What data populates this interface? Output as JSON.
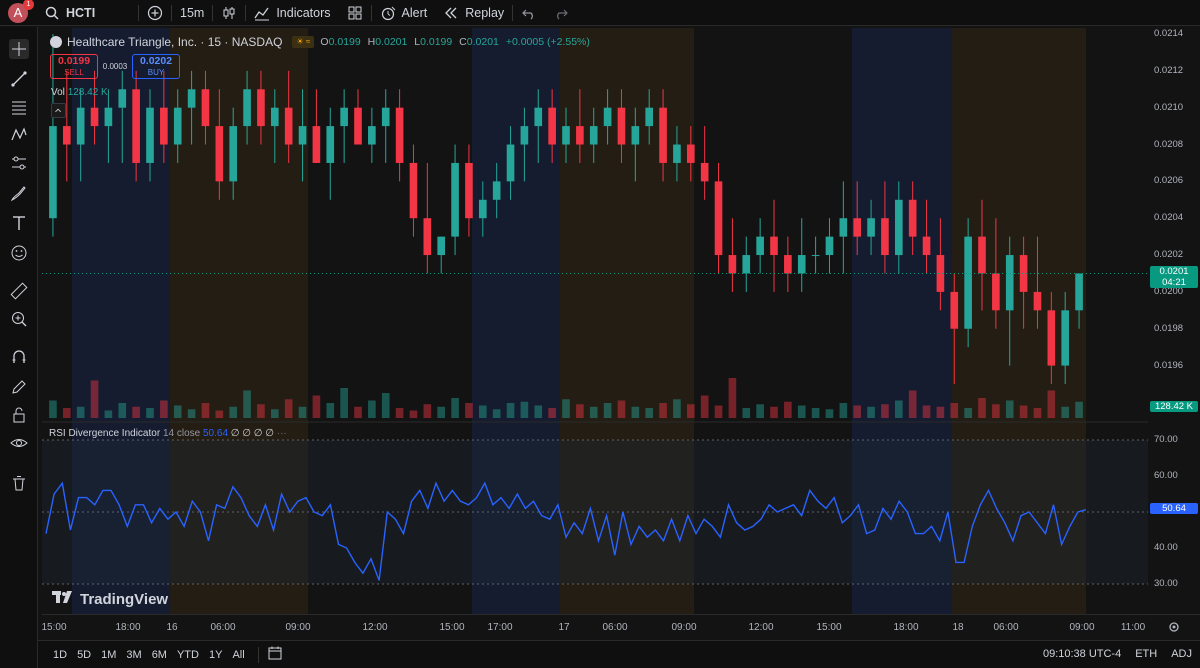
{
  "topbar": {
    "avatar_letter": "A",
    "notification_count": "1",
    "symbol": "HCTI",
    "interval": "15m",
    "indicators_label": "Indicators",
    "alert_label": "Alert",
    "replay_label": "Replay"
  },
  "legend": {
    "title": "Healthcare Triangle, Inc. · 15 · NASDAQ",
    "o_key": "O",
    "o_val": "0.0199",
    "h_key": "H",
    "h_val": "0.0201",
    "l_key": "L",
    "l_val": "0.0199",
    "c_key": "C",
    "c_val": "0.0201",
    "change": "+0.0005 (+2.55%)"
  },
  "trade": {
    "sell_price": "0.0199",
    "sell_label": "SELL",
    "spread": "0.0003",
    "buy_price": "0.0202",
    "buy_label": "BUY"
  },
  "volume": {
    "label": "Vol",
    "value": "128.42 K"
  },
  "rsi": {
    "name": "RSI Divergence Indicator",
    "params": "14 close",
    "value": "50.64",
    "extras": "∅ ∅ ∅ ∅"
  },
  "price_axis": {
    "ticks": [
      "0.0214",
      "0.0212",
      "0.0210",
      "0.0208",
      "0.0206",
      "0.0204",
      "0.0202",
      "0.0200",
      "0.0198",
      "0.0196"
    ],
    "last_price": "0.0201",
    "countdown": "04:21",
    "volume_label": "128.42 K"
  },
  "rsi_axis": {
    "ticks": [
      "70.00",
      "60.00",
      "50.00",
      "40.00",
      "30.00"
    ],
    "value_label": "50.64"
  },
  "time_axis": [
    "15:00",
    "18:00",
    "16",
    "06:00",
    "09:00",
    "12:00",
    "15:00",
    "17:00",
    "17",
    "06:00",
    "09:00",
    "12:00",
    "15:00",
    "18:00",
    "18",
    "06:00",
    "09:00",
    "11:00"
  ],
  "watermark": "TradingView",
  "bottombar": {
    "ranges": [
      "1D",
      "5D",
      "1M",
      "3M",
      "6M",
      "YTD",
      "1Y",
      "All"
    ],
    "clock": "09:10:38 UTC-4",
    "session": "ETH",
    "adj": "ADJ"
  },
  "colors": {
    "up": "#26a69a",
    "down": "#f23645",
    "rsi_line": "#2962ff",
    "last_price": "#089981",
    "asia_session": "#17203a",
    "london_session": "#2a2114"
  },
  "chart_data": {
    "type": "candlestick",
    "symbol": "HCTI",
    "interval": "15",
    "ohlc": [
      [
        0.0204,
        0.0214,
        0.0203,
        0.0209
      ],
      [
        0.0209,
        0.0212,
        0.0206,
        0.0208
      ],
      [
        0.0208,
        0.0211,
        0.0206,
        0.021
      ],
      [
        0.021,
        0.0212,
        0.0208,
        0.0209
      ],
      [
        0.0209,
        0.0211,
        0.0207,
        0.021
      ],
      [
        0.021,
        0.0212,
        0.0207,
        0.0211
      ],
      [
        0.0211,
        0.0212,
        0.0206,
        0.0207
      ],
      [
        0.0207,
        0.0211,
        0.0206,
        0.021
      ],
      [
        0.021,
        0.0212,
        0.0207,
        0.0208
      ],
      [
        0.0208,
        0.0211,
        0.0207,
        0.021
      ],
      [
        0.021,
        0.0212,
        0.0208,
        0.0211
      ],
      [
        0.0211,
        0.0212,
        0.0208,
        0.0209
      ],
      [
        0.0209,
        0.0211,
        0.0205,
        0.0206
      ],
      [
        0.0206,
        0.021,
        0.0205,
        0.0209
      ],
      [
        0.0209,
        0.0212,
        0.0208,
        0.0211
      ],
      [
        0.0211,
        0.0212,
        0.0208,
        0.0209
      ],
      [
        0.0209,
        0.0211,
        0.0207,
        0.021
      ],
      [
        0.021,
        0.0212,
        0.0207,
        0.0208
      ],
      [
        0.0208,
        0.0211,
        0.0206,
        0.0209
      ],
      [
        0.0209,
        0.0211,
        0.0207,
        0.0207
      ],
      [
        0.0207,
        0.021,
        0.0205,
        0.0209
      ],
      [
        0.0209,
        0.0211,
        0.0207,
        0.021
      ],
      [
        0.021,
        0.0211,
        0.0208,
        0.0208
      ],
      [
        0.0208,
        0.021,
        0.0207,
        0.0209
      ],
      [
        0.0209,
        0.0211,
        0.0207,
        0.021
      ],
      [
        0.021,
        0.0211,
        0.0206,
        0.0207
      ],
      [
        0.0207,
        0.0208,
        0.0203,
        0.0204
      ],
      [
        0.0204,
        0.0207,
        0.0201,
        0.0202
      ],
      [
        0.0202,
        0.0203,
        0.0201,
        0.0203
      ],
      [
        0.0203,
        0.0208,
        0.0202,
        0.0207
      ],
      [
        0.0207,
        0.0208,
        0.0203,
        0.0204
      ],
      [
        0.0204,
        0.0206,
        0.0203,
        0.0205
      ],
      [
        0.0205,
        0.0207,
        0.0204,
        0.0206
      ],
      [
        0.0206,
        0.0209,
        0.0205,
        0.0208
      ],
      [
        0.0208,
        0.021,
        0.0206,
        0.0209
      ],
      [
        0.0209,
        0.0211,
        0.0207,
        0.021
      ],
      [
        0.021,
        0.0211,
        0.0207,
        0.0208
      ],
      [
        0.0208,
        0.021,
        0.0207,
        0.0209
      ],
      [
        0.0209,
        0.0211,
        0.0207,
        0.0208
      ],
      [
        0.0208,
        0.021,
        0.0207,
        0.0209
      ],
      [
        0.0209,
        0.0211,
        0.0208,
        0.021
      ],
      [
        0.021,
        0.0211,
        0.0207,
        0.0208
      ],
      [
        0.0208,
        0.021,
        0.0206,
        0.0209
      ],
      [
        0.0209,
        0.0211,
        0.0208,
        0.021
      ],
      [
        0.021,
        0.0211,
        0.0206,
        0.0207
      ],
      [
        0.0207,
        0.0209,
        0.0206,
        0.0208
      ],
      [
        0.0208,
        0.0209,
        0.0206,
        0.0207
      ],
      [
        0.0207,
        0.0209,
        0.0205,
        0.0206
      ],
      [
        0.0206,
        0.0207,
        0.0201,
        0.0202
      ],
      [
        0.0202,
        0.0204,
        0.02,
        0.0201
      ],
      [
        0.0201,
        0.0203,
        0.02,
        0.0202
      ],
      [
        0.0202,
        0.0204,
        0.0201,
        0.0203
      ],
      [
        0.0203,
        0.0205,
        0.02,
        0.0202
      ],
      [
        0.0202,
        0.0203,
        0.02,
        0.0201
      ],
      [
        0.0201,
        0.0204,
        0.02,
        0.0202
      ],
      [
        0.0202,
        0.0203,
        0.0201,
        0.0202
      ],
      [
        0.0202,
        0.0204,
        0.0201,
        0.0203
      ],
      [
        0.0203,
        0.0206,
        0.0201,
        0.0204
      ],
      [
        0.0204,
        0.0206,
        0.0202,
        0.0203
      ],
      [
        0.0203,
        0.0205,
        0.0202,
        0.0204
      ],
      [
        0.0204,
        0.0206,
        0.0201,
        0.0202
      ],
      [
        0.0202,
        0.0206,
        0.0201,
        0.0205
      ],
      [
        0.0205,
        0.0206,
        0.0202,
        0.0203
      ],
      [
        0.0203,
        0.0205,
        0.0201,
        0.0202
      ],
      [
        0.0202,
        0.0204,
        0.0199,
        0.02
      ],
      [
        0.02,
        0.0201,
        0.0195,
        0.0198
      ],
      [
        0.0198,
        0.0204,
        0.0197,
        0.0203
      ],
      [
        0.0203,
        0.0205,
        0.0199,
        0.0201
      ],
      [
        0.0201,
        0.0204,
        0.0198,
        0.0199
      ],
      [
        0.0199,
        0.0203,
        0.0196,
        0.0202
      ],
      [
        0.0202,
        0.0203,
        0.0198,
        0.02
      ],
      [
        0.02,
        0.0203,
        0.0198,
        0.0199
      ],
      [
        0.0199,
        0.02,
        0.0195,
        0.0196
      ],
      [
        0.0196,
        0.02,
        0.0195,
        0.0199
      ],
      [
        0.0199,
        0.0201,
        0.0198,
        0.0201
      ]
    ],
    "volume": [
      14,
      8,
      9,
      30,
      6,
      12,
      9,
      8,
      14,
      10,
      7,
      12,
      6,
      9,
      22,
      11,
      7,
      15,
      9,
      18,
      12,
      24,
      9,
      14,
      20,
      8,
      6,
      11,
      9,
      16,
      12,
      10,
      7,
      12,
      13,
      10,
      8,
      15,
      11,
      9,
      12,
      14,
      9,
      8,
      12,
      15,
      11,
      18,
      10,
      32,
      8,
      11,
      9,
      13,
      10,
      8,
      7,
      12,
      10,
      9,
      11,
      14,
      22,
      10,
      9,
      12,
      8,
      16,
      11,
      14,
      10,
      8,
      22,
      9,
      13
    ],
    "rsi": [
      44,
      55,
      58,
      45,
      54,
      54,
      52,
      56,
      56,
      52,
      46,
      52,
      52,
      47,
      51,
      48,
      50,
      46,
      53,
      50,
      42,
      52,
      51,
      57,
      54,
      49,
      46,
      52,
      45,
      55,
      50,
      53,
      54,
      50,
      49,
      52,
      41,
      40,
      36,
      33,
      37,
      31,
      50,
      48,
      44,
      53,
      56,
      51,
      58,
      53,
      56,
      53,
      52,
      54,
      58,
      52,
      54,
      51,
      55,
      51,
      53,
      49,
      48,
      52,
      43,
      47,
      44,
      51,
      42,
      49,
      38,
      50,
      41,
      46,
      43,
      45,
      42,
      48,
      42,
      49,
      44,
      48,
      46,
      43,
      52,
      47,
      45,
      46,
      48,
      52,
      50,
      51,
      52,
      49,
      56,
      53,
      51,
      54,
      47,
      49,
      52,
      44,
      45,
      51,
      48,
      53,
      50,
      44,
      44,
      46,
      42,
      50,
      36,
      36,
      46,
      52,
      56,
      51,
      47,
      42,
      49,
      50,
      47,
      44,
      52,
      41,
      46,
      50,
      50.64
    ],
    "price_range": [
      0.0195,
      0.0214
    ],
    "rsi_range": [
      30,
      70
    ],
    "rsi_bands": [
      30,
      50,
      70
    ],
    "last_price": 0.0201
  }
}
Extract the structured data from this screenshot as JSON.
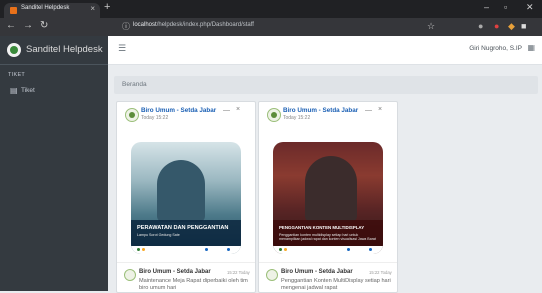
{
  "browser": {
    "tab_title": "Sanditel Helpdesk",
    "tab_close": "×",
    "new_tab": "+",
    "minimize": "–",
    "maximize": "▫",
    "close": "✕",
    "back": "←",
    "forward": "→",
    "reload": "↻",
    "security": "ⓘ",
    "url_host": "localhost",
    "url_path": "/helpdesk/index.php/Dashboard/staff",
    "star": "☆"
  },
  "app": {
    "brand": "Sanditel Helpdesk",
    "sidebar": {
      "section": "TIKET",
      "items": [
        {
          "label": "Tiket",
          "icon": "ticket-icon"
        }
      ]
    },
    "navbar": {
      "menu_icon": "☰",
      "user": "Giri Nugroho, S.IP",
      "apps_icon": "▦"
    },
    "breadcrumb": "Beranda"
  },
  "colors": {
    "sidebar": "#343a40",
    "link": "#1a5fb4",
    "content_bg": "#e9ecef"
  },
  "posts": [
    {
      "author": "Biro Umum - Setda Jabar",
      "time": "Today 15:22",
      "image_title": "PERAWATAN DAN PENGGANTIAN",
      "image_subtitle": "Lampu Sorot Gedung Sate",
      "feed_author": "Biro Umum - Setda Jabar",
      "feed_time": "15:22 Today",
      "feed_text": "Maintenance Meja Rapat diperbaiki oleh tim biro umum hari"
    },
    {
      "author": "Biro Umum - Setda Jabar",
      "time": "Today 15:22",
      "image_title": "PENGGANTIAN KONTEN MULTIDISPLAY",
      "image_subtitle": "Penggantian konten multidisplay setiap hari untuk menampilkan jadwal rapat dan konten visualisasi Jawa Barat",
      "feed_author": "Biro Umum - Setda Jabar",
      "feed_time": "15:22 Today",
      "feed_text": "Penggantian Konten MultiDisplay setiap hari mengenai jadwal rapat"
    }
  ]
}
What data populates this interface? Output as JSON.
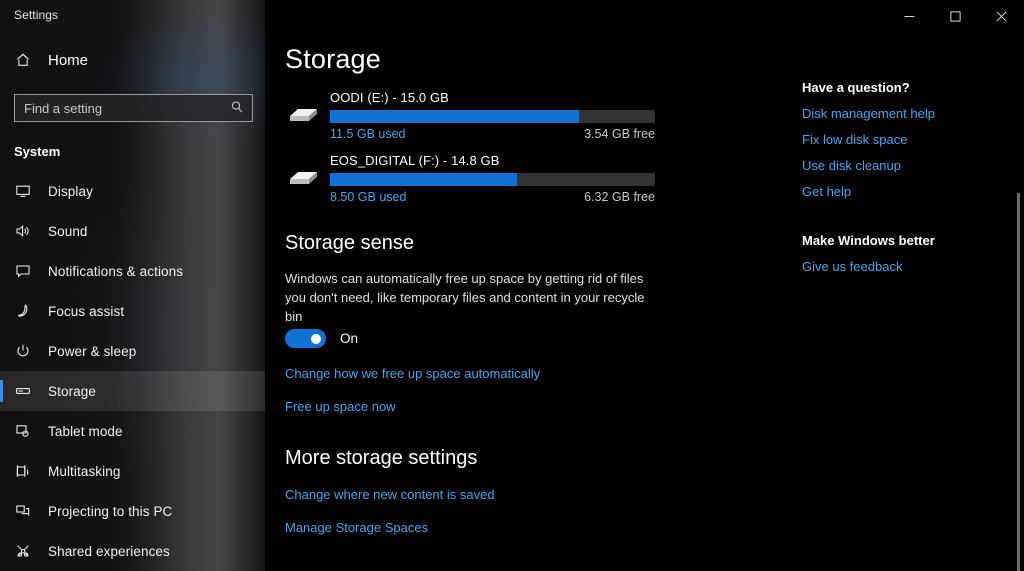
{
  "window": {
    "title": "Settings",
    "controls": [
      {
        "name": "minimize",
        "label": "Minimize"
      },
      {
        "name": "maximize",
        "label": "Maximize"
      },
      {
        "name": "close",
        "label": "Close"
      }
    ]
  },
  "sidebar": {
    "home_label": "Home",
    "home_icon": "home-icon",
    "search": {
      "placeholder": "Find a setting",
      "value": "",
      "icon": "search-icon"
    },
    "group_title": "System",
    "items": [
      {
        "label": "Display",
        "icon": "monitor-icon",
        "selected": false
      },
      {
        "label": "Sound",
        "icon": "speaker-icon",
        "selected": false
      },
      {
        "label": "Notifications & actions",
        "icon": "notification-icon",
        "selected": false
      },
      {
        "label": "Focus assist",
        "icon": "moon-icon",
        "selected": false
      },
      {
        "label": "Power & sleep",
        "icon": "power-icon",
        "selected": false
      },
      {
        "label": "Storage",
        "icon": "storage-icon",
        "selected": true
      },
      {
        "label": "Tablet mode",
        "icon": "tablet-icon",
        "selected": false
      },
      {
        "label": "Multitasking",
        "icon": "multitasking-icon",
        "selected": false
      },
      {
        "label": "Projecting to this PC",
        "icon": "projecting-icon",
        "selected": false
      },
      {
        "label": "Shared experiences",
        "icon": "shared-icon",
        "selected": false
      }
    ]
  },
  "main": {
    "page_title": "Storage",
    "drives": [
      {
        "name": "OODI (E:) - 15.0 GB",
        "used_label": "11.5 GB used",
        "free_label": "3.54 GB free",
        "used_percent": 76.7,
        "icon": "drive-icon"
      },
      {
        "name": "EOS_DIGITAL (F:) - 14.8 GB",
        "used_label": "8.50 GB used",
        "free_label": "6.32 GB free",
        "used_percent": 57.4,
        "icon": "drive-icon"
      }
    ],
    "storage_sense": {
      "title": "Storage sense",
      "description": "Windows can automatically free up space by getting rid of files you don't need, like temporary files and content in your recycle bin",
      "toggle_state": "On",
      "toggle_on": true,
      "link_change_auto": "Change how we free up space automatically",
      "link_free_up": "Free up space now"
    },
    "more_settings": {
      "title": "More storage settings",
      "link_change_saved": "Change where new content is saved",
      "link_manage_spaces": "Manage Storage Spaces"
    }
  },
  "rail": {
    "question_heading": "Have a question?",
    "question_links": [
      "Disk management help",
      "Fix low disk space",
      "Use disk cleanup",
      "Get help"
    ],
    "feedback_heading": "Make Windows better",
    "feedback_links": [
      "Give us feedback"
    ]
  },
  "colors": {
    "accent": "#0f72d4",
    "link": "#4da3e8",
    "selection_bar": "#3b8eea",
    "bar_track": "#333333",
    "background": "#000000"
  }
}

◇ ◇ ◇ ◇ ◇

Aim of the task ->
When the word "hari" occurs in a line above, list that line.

Task solution ->
      "feed_text": "Maintenance Meja Rapat diperbaiki oleh tim biro umum hari"
      "image_subtitle": "Penggantian konten multidisplay setiap hari untuk menampilkan jadwal rapat dan konten visualisasi Jawa Barat",
      "feed_text": "Penggantian Konten MultiDisplay setiap hari mengenai jadwal rapat"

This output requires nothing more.